BEGIN

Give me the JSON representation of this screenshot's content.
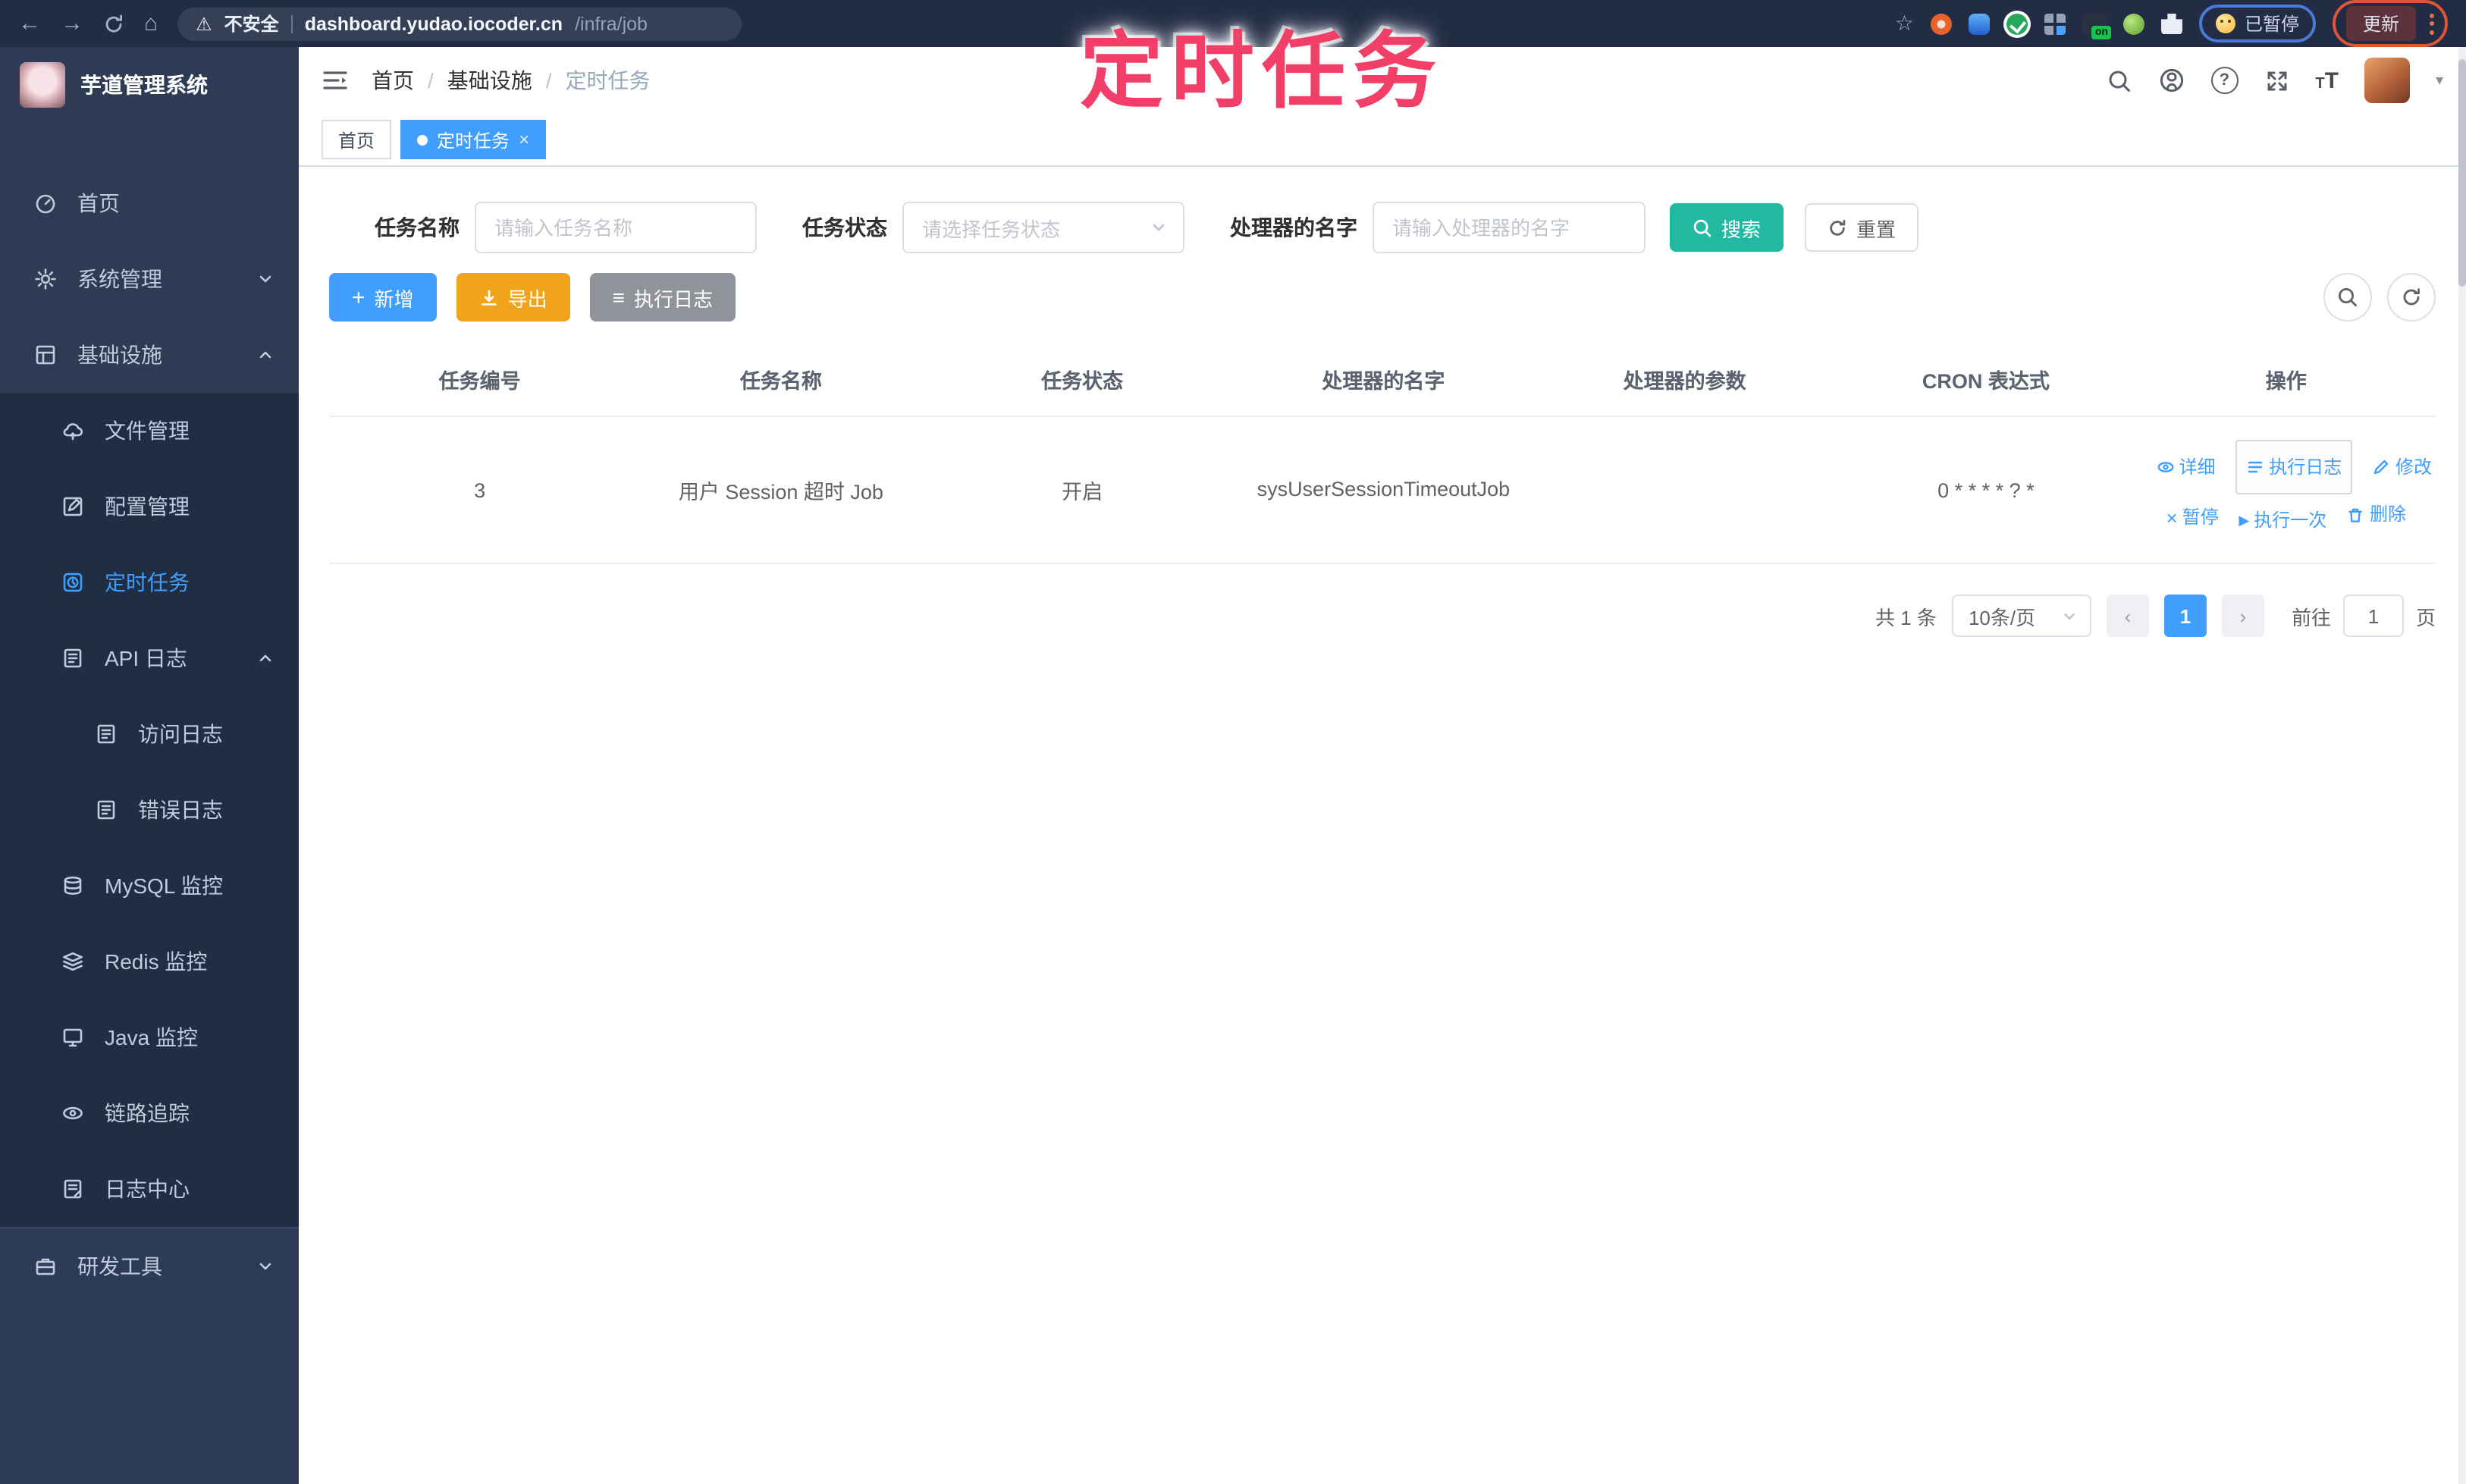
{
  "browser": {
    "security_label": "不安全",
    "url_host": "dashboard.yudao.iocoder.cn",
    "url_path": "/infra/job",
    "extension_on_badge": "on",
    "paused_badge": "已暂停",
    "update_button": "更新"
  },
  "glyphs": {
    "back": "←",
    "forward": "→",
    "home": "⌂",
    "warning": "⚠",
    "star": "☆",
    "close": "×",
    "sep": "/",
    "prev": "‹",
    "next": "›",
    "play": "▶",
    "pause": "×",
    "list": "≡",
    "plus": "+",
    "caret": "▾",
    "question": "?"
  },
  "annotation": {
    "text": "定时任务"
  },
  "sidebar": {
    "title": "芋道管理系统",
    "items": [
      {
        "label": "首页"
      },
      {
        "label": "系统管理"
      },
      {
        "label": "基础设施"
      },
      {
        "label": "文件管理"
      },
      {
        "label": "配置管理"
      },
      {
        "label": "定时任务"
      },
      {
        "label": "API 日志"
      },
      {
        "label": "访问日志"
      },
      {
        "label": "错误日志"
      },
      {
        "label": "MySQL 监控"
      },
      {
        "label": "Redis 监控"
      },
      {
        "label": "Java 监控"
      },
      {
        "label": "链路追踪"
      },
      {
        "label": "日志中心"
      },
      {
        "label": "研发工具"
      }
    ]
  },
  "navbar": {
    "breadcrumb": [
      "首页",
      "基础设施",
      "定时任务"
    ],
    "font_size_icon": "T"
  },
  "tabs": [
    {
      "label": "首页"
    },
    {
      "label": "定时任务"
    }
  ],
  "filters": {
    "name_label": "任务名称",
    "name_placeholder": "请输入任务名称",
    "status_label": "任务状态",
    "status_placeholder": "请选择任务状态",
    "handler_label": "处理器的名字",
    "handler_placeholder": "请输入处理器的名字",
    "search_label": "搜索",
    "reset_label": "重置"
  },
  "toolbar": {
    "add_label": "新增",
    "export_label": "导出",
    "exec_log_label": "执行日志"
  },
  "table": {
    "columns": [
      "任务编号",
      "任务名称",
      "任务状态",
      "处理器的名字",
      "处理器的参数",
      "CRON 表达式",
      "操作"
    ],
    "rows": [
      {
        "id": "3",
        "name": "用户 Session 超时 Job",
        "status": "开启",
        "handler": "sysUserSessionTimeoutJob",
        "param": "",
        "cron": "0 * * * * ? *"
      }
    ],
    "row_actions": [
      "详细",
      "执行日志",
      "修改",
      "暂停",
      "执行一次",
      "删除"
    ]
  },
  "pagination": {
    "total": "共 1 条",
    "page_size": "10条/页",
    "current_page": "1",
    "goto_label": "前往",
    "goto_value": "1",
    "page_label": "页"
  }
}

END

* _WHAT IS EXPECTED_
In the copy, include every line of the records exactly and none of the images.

* _OUTPUT FOR THIS TASK_
Give me the JSON representation of this screenshot's content.
{
  "browser": {
    "security_label": "不安全",
    "url_host": "dashboard.yudao.iocoder.cn",
    "url_path": "/infra/job",
    "extension_on_badge": "on",
    "paused_badge": "已暂停",
    "update_button": "更新"
  },
  "glyphs": {
    "back": "←",
    "forward": "→",
    "home": "⌂",
    "warning": "⚠",
    "star": "☆",
    "close": "×",
    "sep": "/",
    "prev": "‹",
    "next": "›",
    "play": "▶",
    "pause": "×",
    "list": "≡",
    "plus": "+",
    "caret": "▾",
    "question": "?"
  },
  "annotation": {
    "text": "定时任务"
  },
  "sidebar": {
    "title": "芋道管理系统",
    "items": [
      {
        "label": "首页"
      },
      {
        "label": "系统管理"
      },
      {
        "label": "基础设施"
      },
      {
        "label": "文件管理"
      },
      {
        "label": "配置管理"
      },
      {
        "label": "定时任务"
      },
      {
        "label": "API 日志"
      },
      {
        "label": "访问日志"
      },
      {
        "label": "错误日志"
      },
      {
        "label": "MySQL 监控"
      },
      {
        "label": "Redis 监控"
      },
      {
        "label": "Java 监控"
      },
      {
        "label": "链路追踪"
      },
      {
        "label": "日志中心"
      },
      {
        "label": "研发工具"
      }
    ]
  },
  "navbar": {
    "breadcrumb": [
      "首页",
      "基础设施",
      "定时任务"
    ],
    "font_size_icon": "T"
  },
  "tabs": [
    {
      "label": "首页"
    },
    {
      "label": "定时任务"
    }
  ],
  "filters": {
    "name_label": "任务名称",
    "name_placeholder": "请输入任务名称",
    "status_label": "任务状态",
    "status_placeholder": "请选择任务状态",
    "handler_label": "处理器的名字",
    "handler_placeholder": "请输入处理器的名字",
    "search_label": "搜索",
    "reset_label": "重置"
  },
  "toolbar": {
    "add_label": "新增",
    "export_label": "导出",
    "exec_log_label": "执行日志"
  },
  "table": {
    "columns": [
      "任务编号",
      "任务名称",
      "任务状态",
      "处理器的名字",
      "处理器的参数",
      "CRON 表达式",
      "操作"
    ],
    "rows": [
      {
        "id": "3",
        "name": "用户 Session 超时 Job",
        "status": "开启",
        "handler": "sysUserSessionTimeoutJob",
        "param": "",
        "cron": "0 * * * * ? *"
      }
    ],
    "row_actions": [
      "详细",
      "执行日志",
      "修改",
      "暂停",
      "执行一次",
      "删除"
    ]
  },
  "pagination": {
    "total": "共 1 条",
    "page_size": "10条/页",
    "current_page": "1",
    "goto_label": "前往",
    "goto_value": "1",
    "page_label": "页"
  }
}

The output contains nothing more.